Re: Shaun Black’s August 24 column “Bad strategy to close bad schools”: This may be well-meaning, but it is also misguided.

Over 50 years ago, I attended one of those elementary schools that would rank in the bottom 5 percent. The excuses for the poor performance back then were many: the children in the area were too poor, there were too many immigrants, the students did not care enough, the parents were not involved enough, the school did not have enough resources, etc.

None of those things were actually true. As a sixth grader, I heard all the excuses but I also saw that no one did anything to improve the school’s performance. I went to my parents and asked them to make a huge sacrifice and send me to a local Catholic School for the 7th grade. They went into debt to send me there even though that particular school was a bargain and they were already paying taxes for my public school education.

Even though I was one of the highest achievers ever at that public school (I received several awards for academics), the nuns at the Catholic school recommended that I be held back two years since experience had shown them that students from my school vastly under-performed. They were right, and I was a full two years behind my classmates even though I had achieved straight-A’s at the public school. It took me another two years of studying virtually every night to catch up with my classmates.

It should take a lot to close a school, and we should not take that action likely. But after too many years of under performance, we must think of all the kids who went to an under performing school who suffered a terrible education.

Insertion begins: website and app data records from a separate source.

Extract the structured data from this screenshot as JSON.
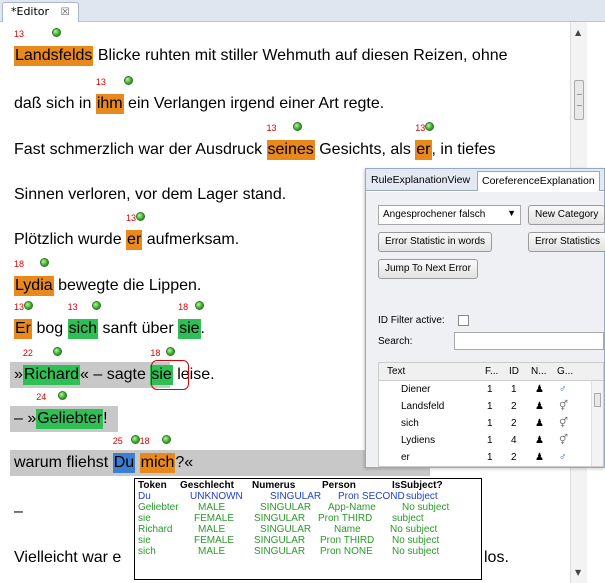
{
  "editor": {
    "tab_label": "*Editor",
    "tab_close_glyph": "☒"
  },
  "lines": {
    "l1": {
      "ann": "13",
      "tok": "Landsfelds",
      "rest": " Blicke ruhten mit stiller Wehmuth auf diesen Reizen, ohne"
    },
    "l2": {
      "pre": "daß sich in ",
      "ann": "13",
      "tok": "ihm",
      "rest": " ein Verlangen irgend einer Art regte."
    },
    "l3": {
      "pre": "Fast schmerzlich war der Ausdruck ",
      "ann1": "13",
      "tok1": "seines",
      "mid": " Gesichts, als ",
      "ann2": "13",
      "tok2": "er",
      "rest": ", in tiefes"
    },
    "l4": {
      "text": "Sinnen verloren, vor dem Lager stand."
    },
    "l5": {
      "pre": "Plötzlich wurde ",
      "ann": "13",
      "tok": "er",
      "rest": " aufmerksam."
    },
    "l6": {
      "ann": "18",
      "tok": "Lydia",
      "rest": " bewegte die Lippen."
    },
    "l7": {
      "ann1": "13",
      "tok1": "Er",
      "mid1": " bog ",
      "ann2": "13",
      "tok2": "sich",
      "mid2": " sanft über ",
      "ann3": "18",
      "tok3": "sie",
      "rest": "."
    },
    "l8": {
      "pre": "»",
      "ann1": "22",
      "tok1": "Richard",
      "mid": "« – sagte ",
      "ann2": "18",
      "tok2": "sie",
      "rest": " leise."
    },
    "l9": {
      "pre": "– »",
      "ann": "24",
      "tok": "Geliebter",
      "rest": "!"
    },
    "l10": {
      "pre": "warum fliehst ",
      "ann1": "25",
      "tok1": "Du",
      "mid": " ",
      "ann2": "18",
      "tok2": "mich",
      "rest": "?«"
    },
    "l11": {
      "text": "–"
    },
    "l12": {
      "pre": "Vielleicht war e",
      "tail": "los."
    }
  },
  "view": {
    "tab1": "RuleExplanationView",
    "tab2": "CoreferenceExplanation",
    "combo_value": "Angesprochener falsch",
    "new_category": "New Category",
    "error_stat_words": "Error Statistic in words",
    "error_statistics": "Error Statistics",
    "jump_next": "Jump To Next Error",
    "id_filter": "ID Filter active:",
    "search": "Search:",
    "columns": {
      "text": "Text",
      "f": "F...",
      "id": "ID",
      "n": "N...",
      "g": "G..."
    },
    "rows": [
      {
        "text": "Diener",
        "f": "1",
        "id": "1",
        "n": "♟",
        "g": "♂"
      },
      {
        "text": "Landsfeld",
        "f": "1",
        "id": "2",
        "n": "♟",
        "g": "⚥"
      },
      {
        "text": "sich",
        "f": "1",
        "id": "2",
        "n": "♟",
        "g": "⚥"
      },
      {
        "text": "Lydiens",
        "f": "1",
        "id": "4",
        "n": "♟",
        "g": "⚥"
      },
      {
        "text": "er",
        "f": "1",
        "id": "2",
        "n": "♟",
        "g": "♂"
      }
    ]
  },
  "tooltip": {
    "headers": {
      "token": "Token",
      "gender": "Geschlecht",
      "number": "Numerus",
      "person": "Person",
      "subject": "IsSubject?"
    },
    "rows": [
      {
        "token": "Du",
        "gender": "UNKNOWN",
        "number": "SINGULAR",
        "person": "Pron SECOND",
        "subject": "subject",
        "color": "#1f3fd0"
      },
      {
        "token": "Geliebter",
        "gender": "MALE",
        "number": "SINGULAR",
        "person": "App-Name",
        "subject": "No subject",
        "color": "#2a9a2a"
      },
      {
        "token": "sie",
        "gender": "FEMALE",
        "number": "SINGULAR",
        "person": "Pron THIRD",
        "subject": "subject",
        "color": "#2a9a2a"
      },
      {
        "token": "Richard",
        "gender": "MALE",
        "number": "SINGULAR",
        "person": "Name",
        "subject": "No subject",
        "color": "#2a9a2a"
      },
      {
        "token": "sie",
        "gender": "FEMALE",
        "number": "SINGULAR",
        "person": "Pron THIRD",
        "subject": "No subject",
        "color": "#2a9a2a"
      },
      {
        "token": "sich",
        "gender": "MALE",
        "number": "SINGULAR",
        "person": "Pron NONE",
        "subject": "No subject",
        "color": "#2a9a2a"
      }
    ]
  },
  "colors": {
    "orange": "#e8891e",
    "green": "#2fbf55",
    "blue": "#3c7fd0",
    "grey": "#c0c0c0"
  }
}
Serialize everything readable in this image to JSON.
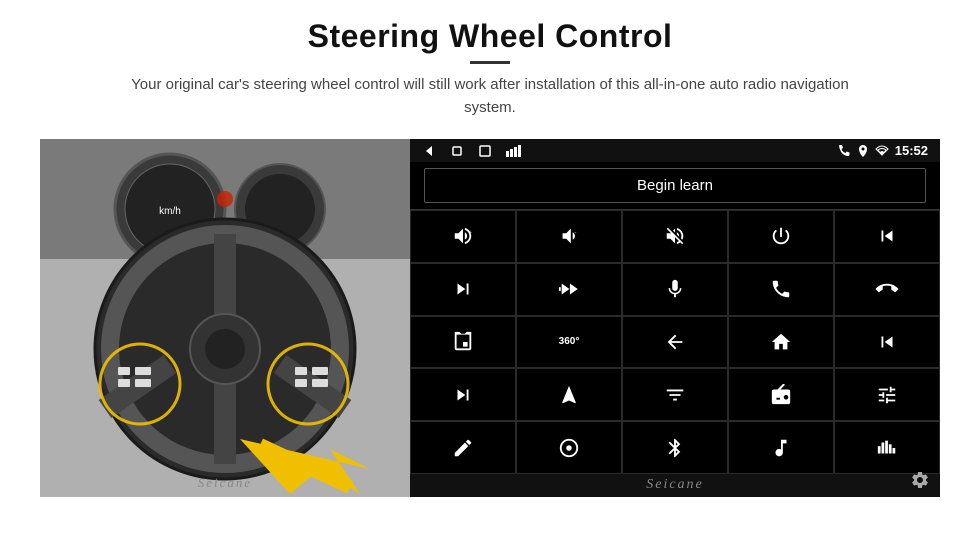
{
  "page": {
    "title": "Steering Wheel Control",
    "subtitle": "Your original car's steering wheel control will still work after installation of this all-in-one auto radio navigation system.",
    "divider": true
  },
  "panel": {
    "begin_learn_label": "Begin learn",
    "status_time": "15:52",
    "seicane_label": "Seicane"
  },
  "grid_icons": [
    {
      "row": 1,
      "col": 1,
      "symbol": "vol_up",
      "unicode": "🔊+"
    },
    {
      "row": 1,
      "col": 2,
      "symbol": "vol_down",
      "unicode": "🔉−"
    },
    {
      "row": 1,
      "col": 3,
      "symbol": "mute",
      "unicode": "🔇"
    },
    {
      "row": 1,
      "col": 4,
      "symbol": "power",
      "unicode": "⏻"
    },
    {
      "row": 1,
      "col": 5,
      "symbol": "prev_track",
      "unicode": "⏮"
    },
    {
      "row": 2,
      "col": 1,
      "symbol": "next",
      "unicode": "⏭"
    },
    {
      "row": 2,
      "col": 2,
      "symbol": "fast_fwd",
      "unicode": "⏩"
    },
    {
      "row": 2,
      "col": 3,
      "symbol": "mic",
      "unicode": "🎤"
    },
    {
      "row": 2,
      "col": 4,
      "symbol": "phone",
      "unicode": "📞"
    },
    {
      "row": 2,
      "col": 5,
      "symbol": "hang_up",
      "unicode": "📵"
    },
    {
      "row": 3,
      "col": 1,
      "symbol": "cam",
      "unicode": "📷"
    },
    {
      "row": 3,
      "col": 2,
      "symbol": "360",
      "unicode": "360°"
    },
    {
      "row": 3,
      "col": 3,
      "symbol": "back",
      "unicode": "↩"
    },
    {
      "row": 3,
      "col": 4,
      "symbol": "home",
      "unicode": "⌂"
    },
    {
      "row": 3,
      "col": 5,
      "symbol": "skip_back",
      "unicode": "⏮"
    },
    {
      "row": 4,
      "col": 1,
      "symbol": "skip_fwd",
      "unicode": "⏭"
    },
    {
      "row": 4,
      "col": 2,
      "symbol": "nav",
      "unicode": "▲"
    },
    {
      "row": 4,
      "col": 3,
      "symbol": "eq",
      "unicode": "⇌"
    },
    {
      "row": 4,
      "col": 4,
      "symbol": "radio",
      "unicode": "📻"
    },
    {
      "row": 4,
      "col": 5,
      "symbol": "adjust",
      "unicode": "⚙"
    },
    {
      "row": 5,
      "col": 1,
      "symbol": "pen",
      "unicode": "✏"
    },
    {
      "row": 5,
      "col": 2,
      "symbol": "dial",
      "unicode": "⊙"
    },
    {
      "row": 5,
      "col": 3,
      "symbol": "bt",
      "unicode": "⚡"
    },
    {
      "row": 5,
      "col": 4,
      "symbol": "music",
      "unicode": "🎵"
    },
    {
      "row": 5,
      "col": 5,
      "symbol": "bars",
      "unicode": "|||"
    }
  ]
}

I was fortunate and my parents sacrificed, but others aren’t so lucky.

Gary Radtke, Brighton